Shearwell and Ritchie were just two companies with kit on show.
With labour becoming both hard to find and difficult to financially justify, new handling systems are concentrating upon becoming one-man operations.
And both the new Ritchie CombiClamp and Shearwell’s Sheep Station are just that – one man handling systems designed to make dagging, drenching, vaccinating and ear-tagging quick and stress free.
Richard Webber, Shearwell’s chief executive, claimed the Sheep Station, which comprises a flat hydraulically driven moving walkway leading into the mouth of two conveyor belts in a V configuration, would have many applications.
“Fewer people are needed to ensure sheep are kept moving forward for electronic identification, drenching, vaccination or dipping,” Mr Webber said.
He suggested its ability to stop and hold sheep with their feet off the ground would assist with grading, tagging, condition scoring and general inspections.
“While it may seem a simple innovation, the moving walkway delivers significant benefits to the already standard V belt system.
It saves time, cuts labour costs and increases productivity.”
But the trailer-mounted system is likely to cost between £10,000 and £12,000 and Mr Webber predicted that it would attract contractor customers.
As a cheaper option, farmers flocked to see the new CombiClamp handling system imported from New Zealand by Ritchie Implements.
Using a mechanical, lockable footplate system animals can be held in position in The CombiClamp while being treated, either one at a time or several together.
One man’s weight is more than sufficient to keep animals in place while routine tasks are carried out.

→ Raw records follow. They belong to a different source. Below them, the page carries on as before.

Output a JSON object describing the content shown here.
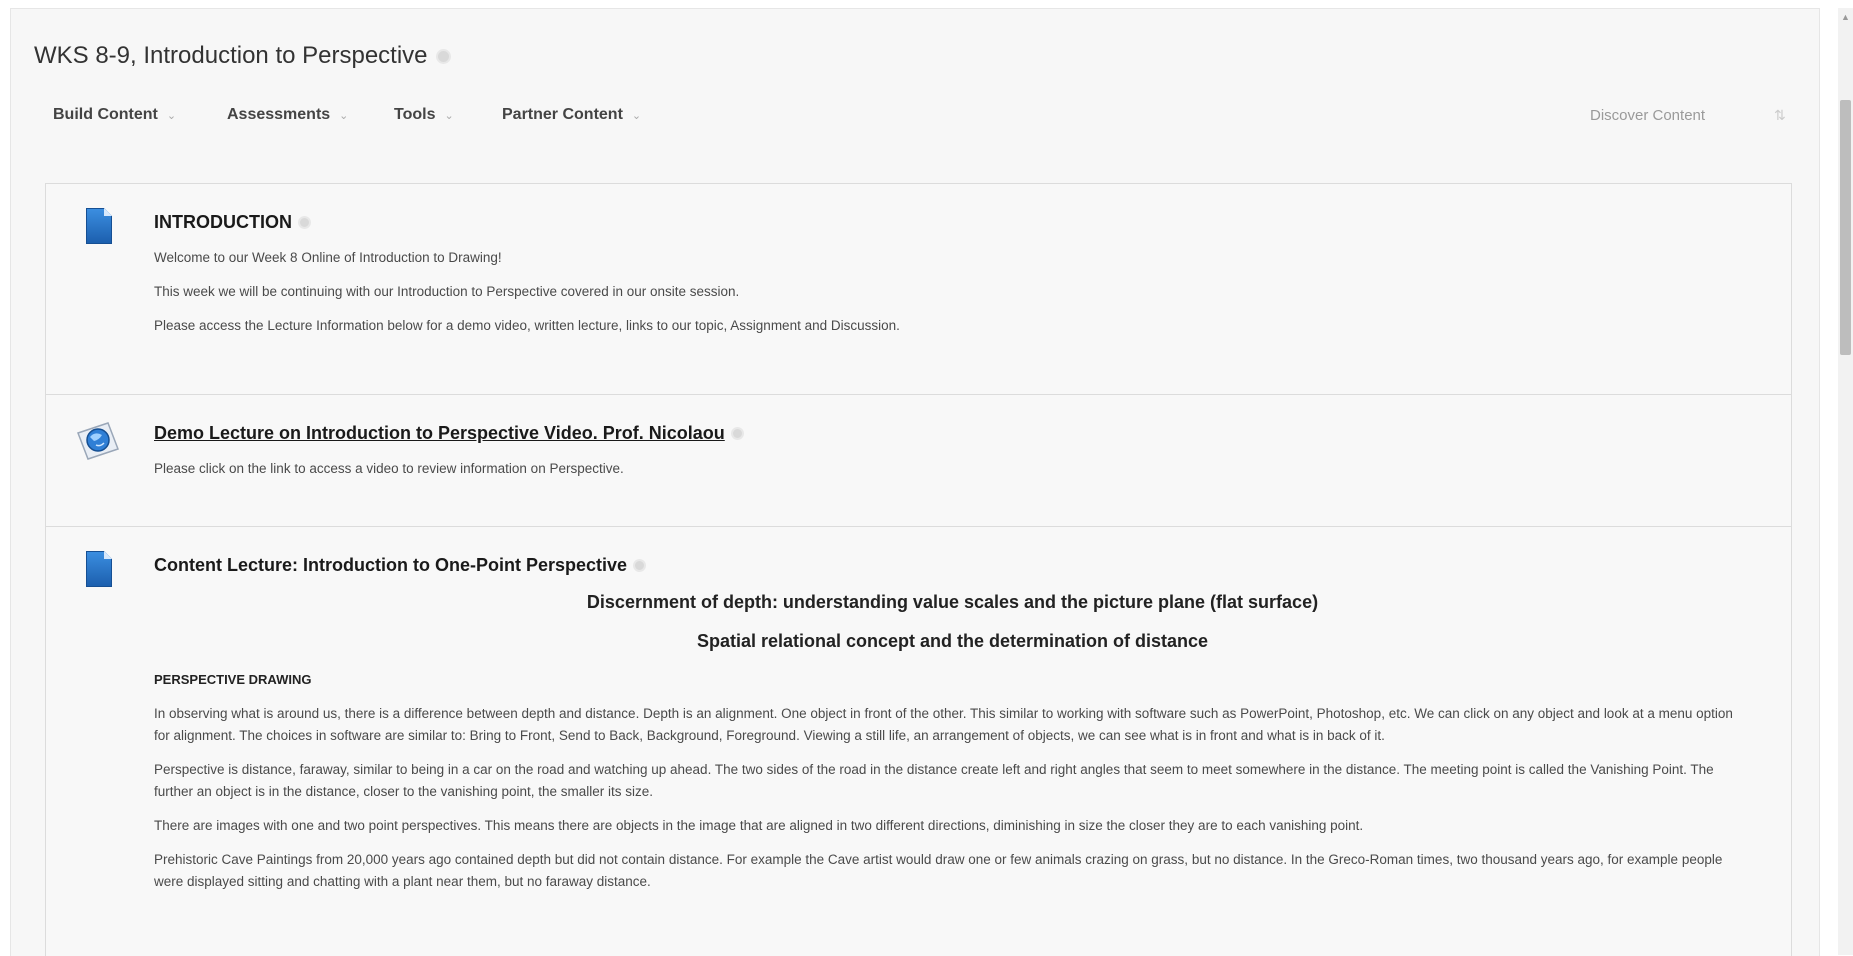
{
  "page": {
    "title": "WKS 8-9, Introduction to Perspective"
  },
  "action_bar": {
    "items": [
      {
        "label": "Build Content"
      },
      {
        "label": "Assessments"
      },
      {
        "label": "Tools"
      },
      {
        "label": "Partner Content"
      }
    ],
    "discover": "Discover Content",
    "chevron": "⌄"
  },
  "items": [
    {
      "title": "INTRODUCTION",
      "icon": "document-icon",
      "paragraphs": [
        "Welcome to our Week 8 Online of Introduction to Drawing!",
        "This week we will be continuing with our Introduction to Perspective covered in our onsite session.",
        "Please access the Lecture Information below for a demo video, written lecture, links to our topic, Assignment and Discussion."
      ]
    },
    {
      "title": "Demo Lecture on Introduction to Perspective Video. Prof. Nicolaou",
      "icon": "web-link-icon",
      "paragraphs": [
        "Please click on the link to access a video to review information on Perspective."
      ]
    },
    {
      "title": "Content Lecture: Introduction to One-Point Perspective",
      "icon": "document-icon",
      "heading1": "Discernment of depth: understanding value scales and the picture plane (flat surface)",
      "heading2": "Spatial relational concept and the determination of distance",
      "section_heading": "PERSPECTIVE DRAWING",
      "paragraphs": [
        "In observing what is around us, there is a difference between depth and distance.  Depth is an alignment.  One object in front of the other.  This similar to working with software such as PowerPoint, Photoshop, etc.  We can click on any object and look at a menu option for alignment.  The choices in software are similar to:  Bring to Front, Send to Back, Background, Foreground.  Viewing a still life, an arrangement of objects, we can see what is in front and what is in back of it.",
        "Perspective is distance, faraway, similar to being in a car on the road and watching up ahead.   The two sides of the road in the distance create left and right angles that seem to meet somewhere in the distance.  The meeting point is called the Vanishing Point.    The further an object is in the distance, closer to the vanishing point, the smaller its size.",
        "There are images with one and two point perspectives.  This means there are objects in the image that are aligned in two different directions, diminishing in size the closer they are to each vanishing point.",
        "Prehistoric Cave Paintings from 20,000 years ago contained depth but did not contain distance.  For example the Cave artist would draw one or few animals crazing on grass, but no distance.  In the Greco-Roman times, two thousand years ago, for example people were displayed sitting and chatting with a plant near them, but no faraway distance."
      ]
    }
  ],
  "colors": {
    "icon_blue": "#1f66b8",
    "panel_bg": "#f8f8f8",
    "border": "#dcdcdc"
  }
}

A cushioned side grips animals for both comfort and holding ability, while a lockable option means operators can leave the animal in position while pushing up the device.
The CombiClamp costs about £2500.